After spending the first six decades of his life in Woodbridge, Police Chief Eugene Marcucci — known to many simply as Gene — is ready to move south. The chief is retiring at the beginning of the New Year. His last day on the job will be January 4.
“I’ll be retiring to Florida,” he said. The golf aficionado does not want to experience another winter with mounds of snow and related problems. As retirees, he and his wife Jeanine will be able to visit their daughters and grandkids for several weeks at a time. The young families are living on the West Coast, one in California and the other in Seattle. Like other so-called snow-birds, the Marcuccis do plan to visit their old hometown in the summer, but renting rather than owning a home.
Jeanine Marcucci worked for years as an assistant to the Amity superintendent, but has been retired for a few years already.
Gene Marcucci joined the force in 1974, at a time when the Police Department consisted of a dozen or so officers and was housed in the Town Hall basement. “Officers were dispatched from their homes,” he remembered. Richie Ciarleglio was the chief back then. Marcucci stayed with the department and rose through the ranks. When Chief Bill Garfield died in a freak hunting accident in 1999, Dennis Phipps was made chief and Marcucci his deputy. Two years later, he left to join Travelers Insurance as a special investigator. When Phipps resigned in 2004, the late First Selectman Ed Sheehy called Marcucci back to take the helm. “Woodbridge is a great community to work in, a great community to be brought up in,” Marcucci said in an interview in his office recently.
First Selectman Ellen Scalettar expressed her appreciation for his many years of service. “The Town of Woodbridge is grateful to Chief Marcucci for his many years of service and leadership,” she commented in an email. “We wish him all good things in his retirement.”
Times have changed since Marcucci first started. The chief is supervising a force of 26 officers plus about 10 civilians, and the situations and issues that arise are more complicated than what they seemed in his youth.

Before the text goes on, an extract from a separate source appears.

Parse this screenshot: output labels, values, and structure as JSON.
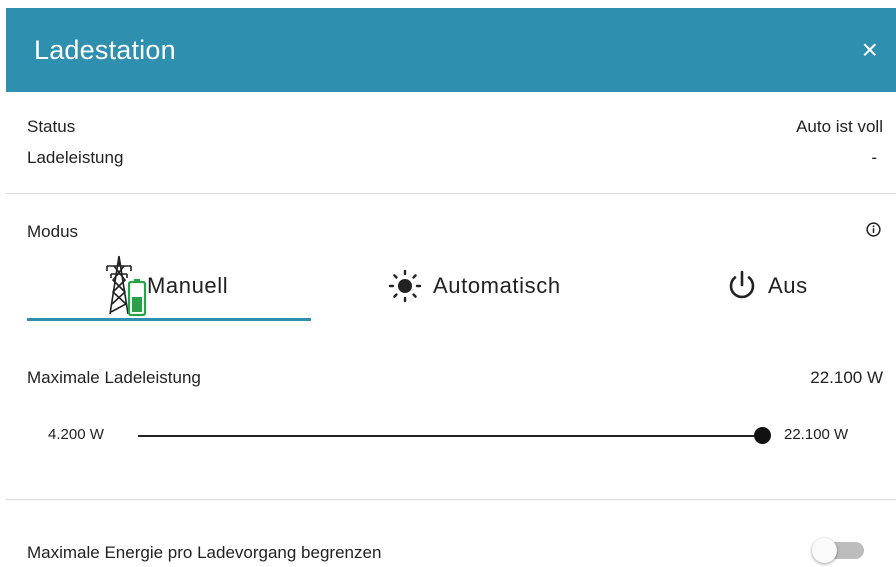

Police are first responders, and with the senior care facilities in town, are called to help frequently, both on the road and in private homes. In the past 10 years since he’s been chief, the officers responded to 24 bank robberies; to home invasions, burglaries, robberies and sex assaults. Those investigations are in addition to patrols, traffic arrests, and community policing. “These guys are busy, they really are,” he said of his crew.
The fact that two officers are permanently stationed at the schools — Officer Lynch at Beecher Road School and Officer Robert Scott at the High School — is an important community outreach, but exacerbates the perennial shortage of officers who strive to provide 24/7 coverage.
Right around the time of his departure, the department is expecting two new recruits to start their careers with the Woodbridge department. The need for more officers to cover all shifts will not go away and surely will come up again at budget time, Marcucci said. Another unfinished project is the renovation of police headquarters in the former Center School. The department is currently housed in the basement of what used to be town’s elementary school. A vestige of that are a couple of child-sized toilets that are still available to the police officers.
Marcucci measures his success as a chief mainly in what he could do for those who work in the department. “I take care of the men and employees of the police department,” he said. “He’ll be missed by his department and by the town,” said Police Commission Chairman Robert Berke. Berke said the Police Commission is conducting the search for a new chief. The opening has been posted on woodbridgepd.com, and applicants from within the department are encouraged to respond. Interviews will be conducted in January. The commission, at its next meeting, will work out coverage for the interim period, he said.
Pictured: Police Chief Eugene Marcucci (right) and his deputy, Ray Stuart, stand together after the Veterans Day ceremony. Marcucci was attending as a private citizen.
By Bettina Thiel – Woodbridge Town News Correspondent